The jury is still out on today’s object. I have had differing opinions on the authenticity of these first field dressings. Some have said that they are replicas from the 1980s, whilst others have suggested that they are an early post-WW1 contract for a either a civilian user or a country such as the Irish Free State. Either way they are a good exemplar of World War One dressings so worth considering:
Each field dressing packet contains two individual dressings, one to cover the entry wound and another to cover the exit wound from a bullet:
These are packaged within a printed cloth wrapper:
A cloth tape is provided at one end to allow the stitching to be ripped apart to access the bandages within:
What makes these dressing different from the Second World War models is that between the two bandages is a small cardboard tube containing a glass ampule of iodine, protected by a small piece of horse hair:
This cardboard tube is wrapped in grease proof paper and printed under this are instructions in using the iodine:
The first field dressing dated back to the Boer War and the Iodine was included early in the war, but was later dropped

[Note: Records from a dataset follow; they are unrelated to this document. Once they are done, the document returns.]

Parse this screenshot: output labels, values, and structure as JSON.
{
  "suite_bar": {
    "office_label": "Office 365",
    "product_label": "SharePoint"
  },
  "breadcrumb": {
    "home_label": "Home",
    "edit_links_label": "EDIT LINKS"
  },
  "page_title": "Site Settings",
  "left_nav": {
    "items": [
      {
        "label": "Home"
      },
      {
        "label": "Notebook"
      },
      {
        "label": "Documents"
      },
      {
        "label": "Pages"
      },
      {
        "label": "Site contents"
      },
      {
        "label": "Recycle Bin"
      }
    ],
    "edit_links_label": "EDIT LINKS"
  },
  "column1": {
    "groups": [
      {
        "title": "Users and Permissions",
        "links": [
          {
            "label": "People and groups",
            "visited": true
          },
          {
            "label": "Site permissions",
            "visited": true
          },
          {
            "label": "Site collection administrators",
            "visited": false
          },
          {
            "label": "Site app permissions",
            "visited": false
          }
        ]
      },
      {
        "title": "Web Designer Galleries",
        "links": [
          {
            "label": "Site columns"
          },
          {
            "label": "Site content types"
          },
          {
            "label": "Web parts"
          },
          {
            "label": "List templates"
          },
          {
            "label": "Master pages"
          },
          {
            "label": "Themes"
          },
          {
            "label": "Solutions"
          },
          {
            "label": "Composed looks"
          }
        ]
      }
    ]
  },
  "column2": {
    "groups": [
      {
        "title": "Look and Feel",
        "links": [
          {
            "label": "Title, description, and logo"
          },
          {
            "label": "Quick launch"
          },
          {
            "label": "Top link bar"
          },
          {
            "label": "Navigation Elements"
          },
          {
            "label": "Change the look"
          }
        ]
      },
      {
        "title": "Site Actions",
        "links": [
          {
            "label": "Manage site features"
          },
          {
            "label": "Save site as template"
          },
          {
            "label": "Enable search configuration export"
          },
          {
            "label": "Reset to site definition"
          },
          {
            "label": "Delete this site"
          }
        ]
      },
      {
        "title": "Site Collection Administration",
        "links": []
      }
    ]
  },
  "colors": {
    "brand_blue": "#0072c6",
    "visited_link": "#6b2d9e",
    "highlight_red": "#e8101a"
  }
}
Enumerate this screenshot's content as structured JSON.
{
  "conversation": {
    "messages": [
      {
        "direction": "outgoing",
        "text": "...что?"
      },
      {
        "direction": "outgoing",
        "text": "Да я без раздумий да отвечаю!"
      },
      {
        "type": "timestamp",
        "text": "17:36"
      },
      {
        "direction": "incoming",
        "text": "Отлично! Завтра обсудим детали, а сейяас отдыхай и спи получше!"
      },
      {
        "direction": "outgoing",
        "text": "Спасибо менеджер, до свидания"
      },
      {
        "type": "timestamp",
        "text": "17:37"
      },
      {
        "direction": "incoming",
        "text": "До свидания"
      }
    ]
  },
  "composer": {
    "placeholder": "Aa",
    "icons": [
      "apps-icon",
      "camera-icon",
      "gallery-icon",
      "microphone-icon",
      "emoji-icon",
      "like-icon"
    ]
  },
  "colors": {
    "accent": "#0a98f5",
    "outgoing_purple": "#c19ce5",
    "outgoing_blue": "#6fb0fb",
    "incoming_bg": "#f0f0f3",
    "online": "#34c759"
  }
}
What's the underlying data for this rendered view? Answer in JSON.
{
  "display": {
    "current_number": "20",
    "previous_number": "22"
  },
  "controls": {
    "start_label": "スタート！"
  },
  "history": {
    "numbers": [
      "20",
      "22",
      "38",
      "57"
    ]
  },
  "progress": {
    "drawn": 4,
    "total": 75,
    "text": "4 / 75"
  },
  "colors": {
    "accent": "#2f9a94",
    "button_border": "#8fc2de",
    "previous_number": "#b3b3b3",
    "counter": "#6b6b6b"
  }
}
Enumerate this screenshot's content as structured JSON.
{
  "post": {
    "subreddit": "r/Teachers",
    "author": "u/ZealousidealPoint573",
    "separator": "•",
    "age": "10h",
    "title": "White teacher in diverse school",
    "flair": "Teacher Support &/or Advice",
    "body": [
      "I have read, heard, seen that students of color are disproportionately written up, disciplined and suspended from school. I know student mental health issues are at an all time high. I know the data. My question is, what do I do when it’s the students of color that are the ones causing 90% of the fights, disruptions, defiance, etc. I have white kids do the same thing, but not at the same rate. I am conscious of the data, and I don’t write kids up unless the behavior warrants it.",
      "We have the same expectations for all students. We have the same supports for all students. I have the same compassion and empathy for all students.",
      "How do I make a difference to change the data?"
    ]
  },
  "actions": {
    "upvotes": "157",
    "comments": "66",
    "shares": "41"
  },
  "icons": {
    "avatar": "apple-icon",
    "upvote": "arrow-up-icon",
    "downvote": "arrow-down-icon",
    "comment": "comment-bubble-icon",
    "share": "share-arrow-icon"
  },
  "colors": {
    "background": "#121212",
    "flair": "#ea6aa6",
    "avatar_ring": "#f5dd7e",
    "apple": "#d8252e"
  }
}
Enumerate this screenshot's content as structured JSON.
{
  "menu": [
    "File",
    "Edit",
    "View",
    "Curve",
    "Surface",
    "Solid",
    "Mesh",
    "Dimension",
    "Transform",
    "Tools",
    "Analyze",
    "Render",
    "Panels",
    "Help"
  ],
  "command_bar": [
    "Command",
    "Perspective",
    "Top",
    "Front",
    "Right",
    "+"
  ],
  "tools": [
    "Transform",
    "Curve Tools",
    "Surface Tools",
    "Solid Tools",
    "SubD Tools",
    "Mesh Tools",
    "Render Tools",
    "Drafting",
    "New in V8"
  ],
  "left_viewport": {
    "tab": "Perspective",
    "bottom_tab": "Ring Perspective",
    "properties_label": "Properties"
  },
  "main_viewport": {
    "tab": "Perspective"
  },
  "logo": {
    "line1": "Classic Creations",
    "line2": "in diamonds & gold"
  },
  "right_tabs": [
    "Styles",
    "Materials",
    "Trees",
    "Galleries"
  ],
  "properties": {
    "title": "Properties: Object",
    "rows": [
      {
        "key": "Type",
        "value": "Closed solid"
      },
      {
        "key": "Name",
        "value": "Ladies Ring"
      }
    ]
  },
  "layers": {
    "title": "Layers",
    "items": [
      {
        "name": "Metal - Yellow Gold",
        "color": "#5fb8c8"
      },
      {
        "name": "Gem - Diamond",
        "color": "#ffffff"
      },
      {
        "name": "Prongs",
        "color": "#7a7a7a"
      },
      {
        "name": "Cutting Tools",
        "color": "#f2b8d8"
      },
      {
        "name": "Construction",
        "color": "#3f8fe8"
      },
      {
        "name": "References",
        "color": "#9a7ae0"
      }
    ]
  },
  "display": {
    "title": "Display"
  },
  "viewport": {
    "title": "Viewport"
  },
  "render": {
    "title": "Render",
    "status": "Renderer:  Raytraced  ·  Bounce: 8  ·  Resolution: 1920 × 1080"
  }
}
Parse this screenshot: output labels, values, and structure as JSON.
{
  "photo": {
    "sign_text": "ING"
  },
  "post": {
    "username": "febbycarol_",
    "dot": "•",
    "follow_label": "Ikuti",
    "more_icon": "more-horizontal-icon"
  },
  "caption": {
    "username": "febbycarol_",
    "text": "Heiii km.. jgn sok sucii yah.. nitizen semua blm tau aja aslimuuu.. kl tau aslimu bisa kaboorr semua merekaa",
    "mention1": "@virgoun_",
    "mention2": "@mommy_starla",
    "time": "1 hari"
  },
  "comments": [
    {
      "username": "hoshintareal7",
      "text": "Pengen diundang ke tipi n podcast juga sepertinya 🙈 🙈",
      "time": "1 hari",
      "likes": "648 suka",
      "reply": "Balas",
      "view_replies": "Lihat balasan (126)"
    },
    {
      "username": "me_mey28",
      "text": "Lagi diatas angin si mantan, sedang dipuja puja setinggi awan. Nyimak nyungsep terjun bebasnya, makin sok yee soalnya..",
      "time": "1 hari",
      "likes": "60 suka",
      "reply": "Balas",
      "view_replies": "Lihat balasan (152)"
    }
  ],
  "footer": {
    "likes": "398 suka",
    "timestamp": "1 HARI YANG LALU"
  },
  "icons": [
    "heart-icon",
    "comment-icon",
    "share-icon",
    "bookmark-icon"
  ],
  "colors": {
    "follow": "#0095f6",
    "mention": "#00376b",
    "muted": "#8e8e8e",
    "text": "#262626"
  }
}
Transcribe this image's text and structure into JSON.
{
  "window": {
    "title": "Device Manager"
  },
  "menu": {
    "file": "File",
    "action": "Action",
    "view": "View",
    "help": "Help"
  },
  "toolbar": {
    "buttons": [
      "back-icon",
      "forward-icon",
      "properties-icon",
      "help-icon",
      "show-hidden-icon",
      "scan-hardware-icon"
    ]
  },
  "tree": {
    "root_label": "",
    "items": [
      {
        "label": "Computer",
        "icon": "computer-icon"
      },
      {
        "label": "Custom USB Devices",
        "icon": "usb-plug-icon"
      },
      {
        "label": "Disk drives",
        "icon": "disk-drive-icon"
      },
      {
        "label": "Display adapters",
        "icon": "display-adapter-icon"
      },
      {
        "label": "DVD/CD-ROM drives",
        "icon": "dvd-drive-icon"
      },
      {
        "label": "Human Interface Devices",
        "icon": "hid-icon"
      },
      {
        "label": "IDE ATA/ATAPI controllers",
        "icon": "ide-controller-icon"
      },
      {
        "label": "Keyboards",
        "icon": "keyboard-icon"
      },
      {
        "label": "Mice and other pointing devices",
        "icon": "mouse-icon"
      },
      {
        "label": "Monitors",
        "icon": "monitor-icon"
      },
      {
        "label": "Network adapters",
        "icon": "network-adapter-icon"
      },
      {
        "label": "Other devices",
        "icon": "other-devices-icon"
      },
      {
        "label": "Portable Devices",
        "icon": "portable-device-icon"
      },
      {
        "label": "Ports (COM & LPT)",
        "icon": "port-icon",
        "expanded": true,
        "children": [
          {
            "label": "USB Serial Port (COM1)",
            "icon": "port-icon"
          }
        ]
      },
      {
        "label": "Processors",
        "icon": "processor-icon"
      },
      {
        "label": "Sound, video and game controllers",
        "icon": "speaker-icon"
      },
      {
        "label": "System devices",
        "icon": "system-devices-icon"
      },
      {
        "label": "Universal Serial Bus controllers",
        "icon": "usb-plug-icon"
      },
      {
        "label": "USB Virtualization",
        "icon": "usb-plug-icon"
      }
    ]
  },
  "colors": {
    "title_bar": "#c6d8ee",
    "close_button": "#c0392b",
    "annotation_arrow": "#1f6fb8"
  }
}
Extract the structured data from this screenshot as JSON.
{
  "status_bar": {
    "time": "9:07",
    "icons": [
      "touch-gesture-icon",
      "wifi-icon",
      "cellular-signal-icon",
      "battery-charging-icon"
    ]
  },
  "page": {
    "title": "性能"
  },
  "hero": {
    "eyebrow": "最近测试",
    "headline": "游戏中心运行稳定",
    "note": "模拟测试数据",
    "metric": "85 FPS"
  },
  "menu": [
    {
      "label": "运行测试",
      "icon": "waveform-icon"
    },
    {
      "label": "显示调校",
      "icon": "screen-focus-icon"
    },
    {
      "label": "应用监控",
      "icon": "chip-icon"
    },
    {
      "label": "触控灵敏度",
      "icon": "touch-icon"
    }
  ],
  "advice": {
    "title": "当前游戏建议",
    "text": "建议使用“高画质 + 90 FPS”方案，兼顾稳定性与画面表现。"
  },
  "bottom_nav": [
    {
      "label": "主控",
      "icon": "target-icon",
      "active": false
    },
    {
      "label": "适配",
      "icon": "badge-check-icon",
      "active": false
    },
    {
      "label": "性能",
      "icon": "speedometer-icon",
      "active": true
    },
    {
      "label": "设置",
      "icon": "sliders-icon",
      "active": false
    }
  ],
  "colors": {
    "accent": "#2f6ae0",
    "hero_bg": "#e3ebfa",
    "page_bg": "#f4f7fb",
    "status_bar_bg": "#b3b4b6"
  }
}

Iodine ampoules containing 30 minims of tincture of iodine were introduced in the early days of the war for use in conjunction with the first field dressings which contained gauze impregnated with 2 per cent. to 3 per cent. by weight of double cyanide of mercury and zinc. In July 1917, however, it was represented from France that the consulting surgeons there were of the opinion that the addition of iodine to the first field dressings served no useful purpose, and caused blistering of the skin in many cases when used in conjunction with cyanide gauze. Consequently, after careful consideration of the whole question in all its aspects by the consulting surgeons at home and abroad, it was decided to abolish the use of the iodine ampoule in conjunction with the first field dressing.